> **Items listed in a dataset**
===

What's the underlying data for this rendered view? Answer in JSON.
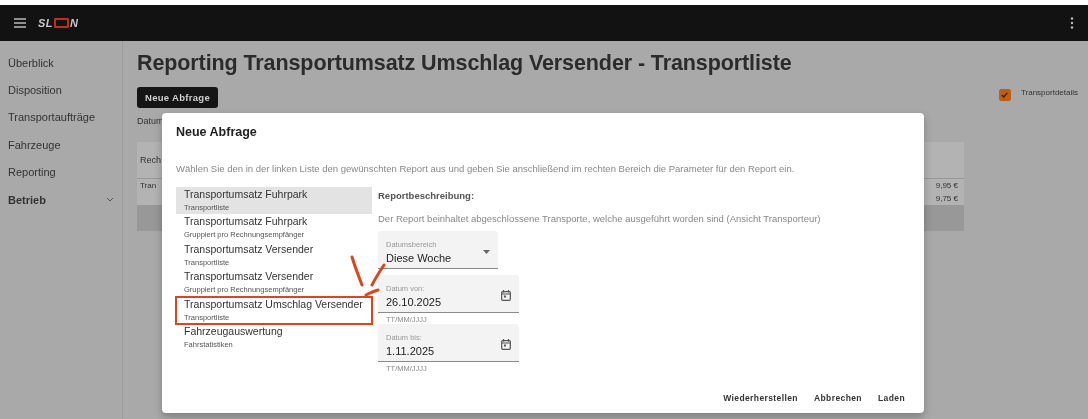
{
  "topbar": {
    "logo": [
      "SL",
      "N"
    ]
  },
  "sidebar": {
    "items": [
      {
        "label": "Überblick",
        "kind": "link"
      },
      {
        "label": "Disposition",
        "kind": "link"
      },
      {
        "label": "Transportaufträge",
        "kind": "link"
      },
      {
        "label": "Fahrzeuge",
        "kind": "link"
      },
      {
        "label": "Reporting",
        "kind": "link"
      },
      {
        "label": "Betrieb",
        "kind": "group",
        "expanded": false
      }
    ]
  },
  "page": {
    "title": "Reporting Transportumsatz Umschlag Versender - Transportliste",
    "new_query_button": "Neue Abfrage",
    "date_label": "Datum",
    "transport_details": {
      "label": "Transportdetails",
      "checked": true
    },
    "table": {
      "column_1": "Rech",
      "rows": [
        {
          "column_1": "Tran",
          "amount": "9,95 €"
        },
        {
          "amount": "9,75 €"
        }
      ]
    }
  },
  "dialog": {
    "title": "Neue Abfrage",
    "instructions": "Wählen Sie den in der linken Liste den gewünschten Report aus und geben Sie anschließend im rechten Bereich die Parameter für den Report ein.",
    "reports": [
      {
        "title": "Transportumsatz Fuhrpark",
        "subtitle": "Transportliste",
        "selected": true,
        "highlighted": false
      },
      {
        "title": "Transportumsatz Fuhrpark",
        "subtitle": "Gruppiert pro Rechnungsempfänger",
        "selected": false,
        "highlighted": false
      },
      {
        "title": "Transportumsatz Versender",
        "subtitle": "Transportliste",
        "selected": false,
        "highlighted": false
      },
      {
        "title": "Transportumsatz Versender",
        "subtitle": "Gruppiert pro Rechnungsempfänger",
        "selected": false,
        "highlighted": false
      },
      {
        "title": "Transportumsatz Umschlag Versender",
        "subtitle": "Transportliste",
        "selected": false,
        "highlighted": true
      },
      {
        "title": "Fahrzeugauswertung",
        "subtitle": "Fahrstatistiken",
        "selected": false,
        "highlighted": false
      }
    ],
    "description_heading": "Reportbeschreibung:",
    "description": "Der Report beinhaltet abgeschlossene Transporte, welche ausgeführt worden sind (Ansicht Transporteur)",
    "fields": [
      {
        "kind": "select",
        "label": "Datumsbereich",
        "value": "Diese Woche"
      },
      {
        "kind": "date",
        "label": "Datum von:",
        "value": "26.10.2025",
        "helper": "TT/MM/JJJJ"
      },
      {
        "kind": "date",
        "label": "Datum bis:",
        "value": "1.11.2025",
        "helper": "TT/MM/JJJJ"
      }
    ],
    "buttons": [
      "Wiederherstellen",
      "Abbrechen",
      "Laden"
    ]
  }
}
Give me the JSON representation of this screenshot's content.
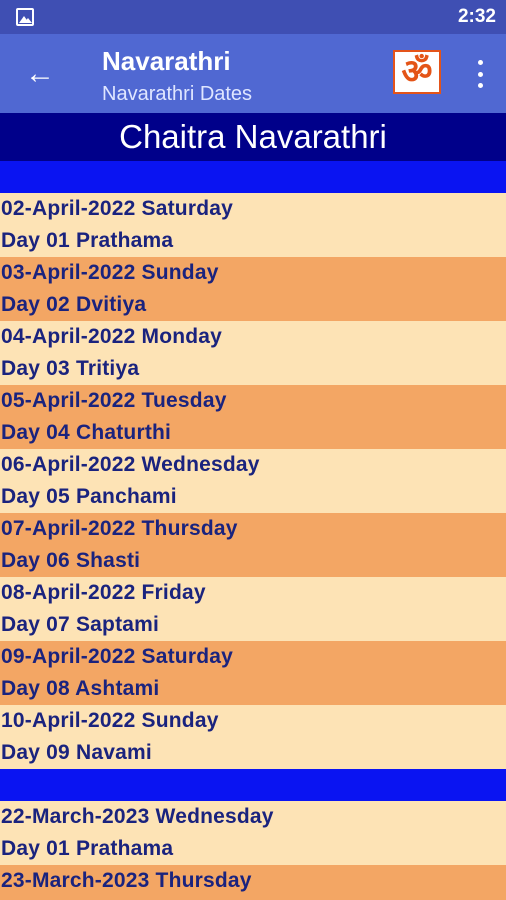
{
  "status_bar": {
    "time": "2:32"
  },
  "app_bar": {
    "title": "Navarathri",
    "subtitle": "Navarathri Dates",
    "back_icon": "←",
    "om_icon": "ॐ"
  },
  "heading": "Chaitra Navarathri",
  "colors": {
    "status_bar": "#3f4fb3",
    "app_bar": "#5068d2",
    "heading_bg": "#00008a",
    "separator": "#0a14f2",
    "row_light": "#fde3b5",
    "row_dark": "#f3a664",
    "text": "#1a237e"
  },
  "groups": [
    {
      "entries": [
        {
          "date": "02-April-2022 Saturday",
          "day": "Day 01 Prathama"
        },
        {
          "date": "03-April-2022 Sunday",
          "day": "Day 02 Dvitiya"
        },
        {
          "date": "04-April-2022 Monday",
          "day": "Day 03 Tritiya"
        },
        {
          "date": "05-April-2022 Tuesday",
          "day": "Day 04 Chaturthi"
        },
        {
          "date": "06-April-2022 Wednesday",
          "day": "Day 05 Panchami"
        },
        {
          "date": "07-April-2022 Thursday",
          "day": "Day 06 Shasti"
        },
        {
          "date": "08-April-2022 Friday",
          "day": "Day 07 Saptami"
        },
        {
          "date": "09-April-2022 Saturday",
          "day": "Day 08 Ashtami"
        },
        {
          "date": "10-April-2022 Sunday",
          "day": "Day 09 Navami"
        }
      ]
    },
    {
      "entries": [
        {
          "date": "22-March-2023 Wednesday",
          "day": "Day 01 Prathama"
        },
        {
          "date": "23-March-2023 Thursday",
          "day": ""
        }
      ]
    }
  ]
}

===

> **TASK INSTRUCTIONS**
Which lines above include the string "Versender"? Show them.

> **REPLY**
    "title": "Reporting Transportumsatz Umschlag Versender - Transportliste",
        "title": "Transportumsatz Versender",
        "title": "Transportumsatz Versender",
        "title": "Transportumsatz Umschlag Versender",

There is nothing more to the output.